━━ DATA SUPPLIED ━━

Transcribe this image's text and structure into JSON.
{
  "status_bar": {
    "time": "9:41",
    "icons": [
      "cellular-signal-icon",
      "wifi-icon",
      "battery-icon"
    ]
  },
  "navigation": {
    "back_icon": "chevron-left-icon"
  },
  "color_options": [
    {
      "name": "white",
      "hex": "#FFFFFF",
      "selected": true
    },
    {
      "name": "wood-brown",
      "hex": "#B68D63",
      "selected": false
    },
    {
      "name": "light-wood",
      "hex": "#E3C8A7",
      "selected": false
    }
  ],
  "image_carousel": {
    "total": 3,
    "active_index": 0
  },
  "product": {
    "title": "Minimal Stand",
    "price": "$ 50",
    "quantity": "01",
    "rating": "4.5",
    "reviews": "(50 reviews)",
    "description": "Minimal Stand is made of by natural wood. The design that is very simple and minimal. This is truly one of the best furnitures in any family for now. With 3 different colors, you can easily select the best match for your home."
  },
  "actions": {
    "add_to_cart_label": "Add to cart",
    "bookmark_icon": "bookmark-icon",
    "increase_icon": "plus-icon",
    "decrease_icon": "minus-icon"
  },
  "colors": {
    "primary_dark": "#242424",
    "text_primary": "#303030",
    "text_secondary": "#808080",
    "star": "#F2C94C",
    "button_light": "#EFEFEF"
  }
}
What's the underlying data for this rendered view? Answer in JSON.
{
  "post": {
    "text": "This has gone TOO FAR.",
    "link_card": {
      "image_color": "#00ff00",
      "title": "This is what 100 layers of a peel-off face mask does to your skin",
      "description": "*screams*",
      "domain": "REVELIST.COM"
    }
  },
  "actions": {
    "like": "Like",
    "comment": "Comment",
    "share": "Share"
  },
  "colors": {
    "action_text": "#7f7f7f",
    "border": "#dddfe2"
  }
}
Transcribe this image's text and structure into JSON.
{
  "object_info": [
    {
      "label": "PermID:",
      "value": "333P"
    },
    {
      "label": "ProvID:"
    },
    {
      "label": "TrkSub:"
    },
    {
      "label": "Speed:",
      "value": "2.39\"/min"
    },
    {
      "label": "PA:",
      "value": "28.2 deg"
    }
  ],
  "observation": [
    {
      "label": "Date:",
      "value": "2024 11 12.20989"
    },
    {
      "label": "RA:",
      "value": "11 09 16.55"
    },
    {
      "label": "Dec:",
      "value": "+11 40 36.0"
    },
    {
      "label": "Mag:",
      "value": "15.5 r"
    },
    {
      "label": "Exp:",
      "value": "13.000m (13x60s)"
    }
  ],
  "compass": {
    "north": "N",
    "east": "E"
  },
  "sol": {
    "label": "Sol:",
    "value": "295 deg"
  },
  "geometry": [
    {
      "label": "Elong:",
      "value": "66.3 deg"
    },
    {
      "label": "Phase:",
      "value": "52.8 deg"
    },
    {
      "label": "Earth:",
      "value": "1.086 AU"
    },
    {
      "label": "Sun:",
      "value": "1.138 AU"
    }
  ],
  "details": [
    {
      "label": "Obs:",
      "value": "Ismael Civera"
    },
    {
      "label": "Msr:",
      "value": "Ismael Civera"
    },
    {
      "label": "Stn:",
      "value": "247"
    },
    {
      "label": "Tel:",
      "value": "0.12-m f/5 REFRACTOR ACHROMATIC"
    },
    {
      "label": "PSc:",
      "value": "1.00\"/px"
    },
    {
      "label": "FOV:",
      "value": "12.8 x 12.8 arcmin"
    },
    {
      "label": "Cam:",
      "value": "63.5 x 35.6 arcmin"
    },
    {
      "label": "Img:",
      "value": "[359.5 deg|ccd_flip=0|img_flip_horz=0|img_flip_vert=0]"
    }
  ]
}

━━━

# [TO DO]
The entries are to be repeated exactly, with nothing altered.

# [FINAL ANSWER]
Transcribe this image's text and structure into JSON.
{
  "status_bar": {
    "time": "9:41",
    "icons": [
      "cellular-signal-icon",
      "wifi-icon",
      "battery-icon"
    ]
  },
  "navigation": {
    "back_icon": "chevron-left-icon"
  },
  "color_options": [
    {
      "name": "white",
      "hex": "#FFFFFF",
      "selected": true
    },
    {
      "name": "wood-brown",
      "hex": "#B68D63",
      "selected": false
    },
    {
      "name": "light-wood",
      "hex": "#E3C8A7",
      "selected": false
    }
  ],
  "image_carousel": {
    "total": 3,
    "active_index": 0
  },
  "product": {
    "title": "Minimal Stand",
    "price": "$ 50",
    "quantity": "01",
    "rating": "4.5",
    "reviews": "(50 reviews)",
    "description": "Minimal Stand is made of by natural wood. The design that is very simple and minimal. This is truly one of the best furnitures in any family for now. With 3 different colors, you can easily select the best match for your home."
  },
  "actions": {
    "add_to_cart_label": "Add to cart",
    "bookmark_icon": "bookmark-icon",
    "increase_icon": "plus-icon",
    "decrease_icon": "minus-icon"
  },
  "colors": {
    "primary_dark": "#242424",
    "text_primary": "#303030",
    "text_secondary": "#808080",
    "star": "#F2C94C",
    "button_light": "#EFEFEF"
  }
}
What's the underlying data for this rendered view? Answer in JSON.
{
  "post": {
    "text": "This has gone TOO FAR.",
    "link_card": {
      "image_color": "#00ff00",
      "title": "This is what 100 layers of a peel-off face mask does to your skin",
      "description": "*screams*",
      "domain": "REVELIST.COM"
    }
  },
  "actions": {
    "like": "Like",
    "comment": "Comment",
    "share": "Share"
  },
  "colors": {
    "action_text": "#7f7f7f",
    "border": "#dddfe2"
  }
}
Transcribe this image's text and structure into JSON.
{
  "object_info": [
    {
      "label": "PermID:",
      "value": "333P"
    },
    {
      "label": "ProvID:"
    },
    {
      "label": "TrkSub:"
    },
    {
      "label": "Speed:",
      "value": "2.39\"/min"
    },
    {
      "label": "PA:",
      "value": "28.2 deg"
    }
  ],
  "observation": [
    {
      "label": "Date:",
      "value": "2024 11 12.20989"
    },
    {
      "label": "RA:",
      "value": "11 09 16.55"
    },
    {
      "label": "Dec:",
      "value": "+11 40 36.0"
    },
    {
      "label": "Mag:",
      "value": "15.5 r"
    },
    {
      "label": "Exp:",
      "value": "13.000m (13x60s)"
    }
  ],
  "compass": {
    "north": "N",
    "east": "E"
  },
  "sol": {
    "label": "Sol:",
    "value": "295 deg"
  },
  "geometry": [
    {
      "label": "Elong:",
      "value": "66.3 deg"
    },
    {
      "label": "Phase:",
      "value": "52.8 deg"
    },
    {
      "label": "Earth:",
      "value": "1.086 AU"
    },
    {
      "label": "Sun:",
      "value": "1.138 AU"
    }
  ],
  "details": [
    {
      "label": "Obs:",
      "value": "Ismael Civera"
    },
    {
      "label": "Msr:",
      "value": "Ismael Civera"
    },
    {
      "label": "Stn:",
      "value": "247"
    },
    {
      "label": "Tel:",
      "value": "0.12-m f/5 REFRACTOR ACHROMATIC"
    },
    {
      "label": "PSc:",
      "value": "1.00\"/px"
    },
    {
      "label": "FOV:",
      "value": "12.8 x 12.8 arcmin"
    },
    {
      "label": "Cam:",
      "value": "63.5 x 35.6 arcmin"
    },
    {
      "label": "Img:",
      "value": "[359.5 deg|ccd_flip=0|img_flip_horz=0|img_flip_vert=0]"
    }
  ]
}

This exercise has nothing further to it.